■ **Task objective**:
Return the listing exactly, please; no pictures.

■ **Supplied records**:
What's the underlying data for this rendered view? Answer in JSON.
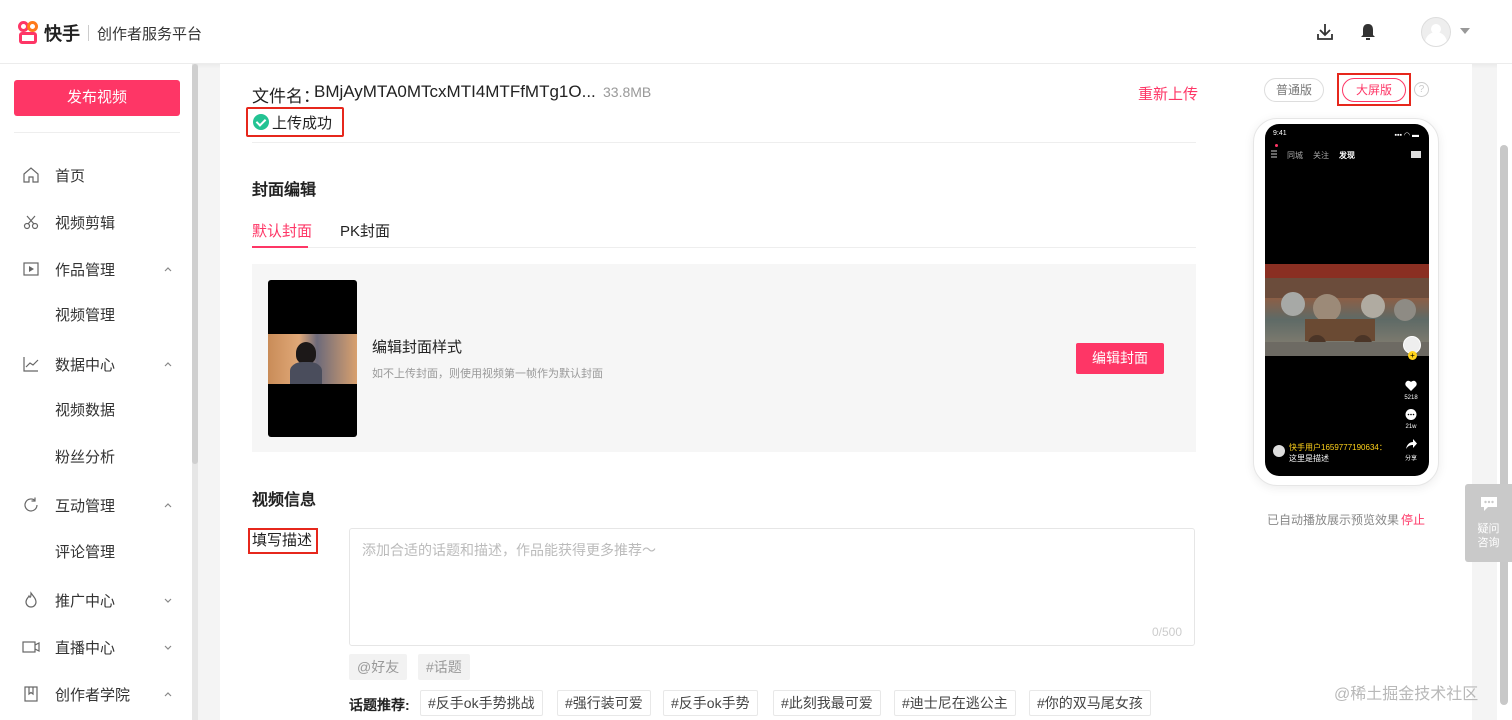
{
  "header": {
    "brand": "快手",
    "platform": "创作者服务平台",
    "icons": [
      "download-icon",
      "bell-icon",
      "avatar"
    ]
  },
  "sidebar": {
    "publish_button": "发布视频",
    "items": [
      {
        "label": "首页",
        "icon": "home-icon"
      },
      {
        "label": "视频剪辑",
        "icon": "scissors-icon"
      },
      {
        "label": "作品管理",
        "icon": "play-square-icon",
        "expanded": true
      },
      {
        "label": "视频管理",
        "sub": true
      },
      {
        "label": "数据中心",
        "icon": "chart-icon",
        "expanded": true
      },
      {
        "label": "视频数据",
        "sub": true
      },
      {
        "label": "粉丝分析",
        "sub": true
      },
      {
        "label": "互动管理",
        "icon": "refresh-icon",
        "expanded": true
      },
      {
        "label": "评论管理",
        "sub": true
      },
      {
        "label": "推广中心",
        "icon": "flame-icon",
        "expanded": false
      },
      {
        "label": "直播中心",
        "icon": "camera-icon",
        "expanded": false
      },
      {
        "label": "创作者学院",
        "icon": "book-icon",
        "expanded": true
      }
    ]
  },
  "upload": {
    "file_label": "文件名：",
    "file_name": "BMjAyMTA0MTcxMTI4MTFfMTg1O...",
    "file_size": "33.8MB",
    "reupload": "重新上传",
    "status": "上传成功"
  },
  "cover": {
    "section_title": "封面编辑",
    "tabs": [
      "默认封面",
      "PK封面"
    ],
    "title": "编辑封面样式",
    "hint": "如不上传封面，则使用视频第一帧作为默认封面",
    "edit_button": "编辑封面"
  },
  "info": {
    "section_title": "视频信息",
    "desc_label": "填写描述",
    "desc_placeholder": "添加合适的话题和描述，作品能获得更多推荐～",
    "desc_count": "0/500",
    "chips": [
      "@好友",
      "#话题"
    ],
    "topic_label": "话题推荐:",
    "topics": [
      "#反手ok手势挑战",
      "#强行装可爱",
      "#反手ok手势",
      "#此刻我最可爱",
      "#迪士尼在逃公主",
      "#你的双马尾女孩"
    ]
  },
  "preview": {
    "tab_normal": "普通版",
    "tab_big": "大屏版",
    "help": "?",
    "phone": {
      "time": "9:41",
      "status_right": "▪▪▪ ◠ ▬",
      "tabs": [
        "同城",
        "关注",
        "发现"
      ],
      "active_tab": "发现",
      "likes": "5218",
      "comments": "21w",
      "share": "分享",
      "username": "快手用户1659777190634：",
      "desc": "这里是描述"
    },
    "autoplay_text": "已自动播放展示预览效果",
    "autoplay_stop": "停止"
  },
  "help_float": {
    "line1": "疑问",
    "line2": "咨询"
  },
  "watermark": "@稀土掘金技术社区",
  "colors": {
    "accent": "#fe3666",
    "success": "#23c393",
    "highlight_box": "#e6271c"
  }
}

■ **Answer below**:
What's the underlying data for this rendered view? Answer in JSON.
{
  "header": {
    "brand": "快手",
    "platform": "创作者服务平台",
    "icons": [
      "download-icon",
      "bell-icon",
      "avatar"
    ]
  },
  "sidebar": {
    "publish_button": "发布视频",
    "items": [
      {
        "label": "首页",
        "icon": "home-icon"
      },
      {
        "label": "视频剪辑",
        "icon": "scissors-icon"
      },
      {
        "label": "作品管理",
        "icon": "play-square-icon",
        "expanded": true
      },
      {
        "label": "视频管理",
        "sub": true
      },
      {
        "label": "数据中心",
        "icon": "chart-icon",
        "expanded": true
      },
      {
        "label": "视频数据",
        "sub": true
      },
      {
        "label": "粉丝分析",
        "sub": true
      },
      {
        "label": "互动管理",
        "icon": "refresh-icon",
        "expanded": true
      },
      {
        "label": "评论管理",
        "sub": true
      },
      {
        "label": "推广中心",
        "icon": "flame-icon",
        "expanded": false
      },
      {
        "label": "直播中心",
        "icon": "camera-icon",
        "expanded": false
      },
      {
        "label": "创作者学院",
        "icon": "book-icon",
        "expanded": true
      }
    ]
  },
  "upload": {
    "file_label": "文件名：",
    "file_name": "BMjAyMTA0MTcxMTI4MTFfMTg1O...",
    "file_size": "33.8MB",
    "reupload": "重新上传",
    "status": "上传成功"
  },
  "cover": {
    "section_title": "封面编辑",
    "tabs": [
      "默认封面",
      "PK封面"
    ],
    "title": "编辑封面样式",
    "hint": "如不上传封面，则使用视频第一帧作为默认封面",
    "edit_button": "编辑封面"
  },
  "info": {
    "section_title": "视频信息",
    "desc_label": "填写描述",
    "desc_placeholder": "添加合适的话题和描述，作品能获得更多推荐～",
    "desc_count": "0/500",
    "chips": [
      "@好友",
      "#话题"
    ],
    "topic_label": "话题推荐:",
    "topics": [
      "#反手ok手势挑战",
      "#强行装可爱",
      "#反手ok手势",
      "#此刻我最可爱",
      "#迪士尼在逃公主",
      "#你的双马尾女孩"
    ]
  },
  "preview": {
    "tab_normal": "普通版",
    "tab_big": "大屏版",
    "help": "?",
    "phone": {
      "time": "9:41",
      "status_right": "▪▪▪ ◠ ▬",
      "tabs": [
        "同城",
        "关注",
        "发现"
      ],
      "active_tab": "发现",
      "likes": "5218",
      "comments": "21w",
      "share": "分享",
      "username": "快手用户1659777190634：",
      "desc": "这里是描述"
    },
    "autoplay_text": "已自动播放展示预览效果",
    "autoplay_stop": "停止"
  },
  "help_float": {
    "line1": "疑问",
    "line2": "咨询"
  },
  "watermark": "@稀土掘金技术社区",
  "colors": {
    "accent": "#fe3666",
    "success": "#23c393",
    "highlight_box": "#e6271c"
  }
}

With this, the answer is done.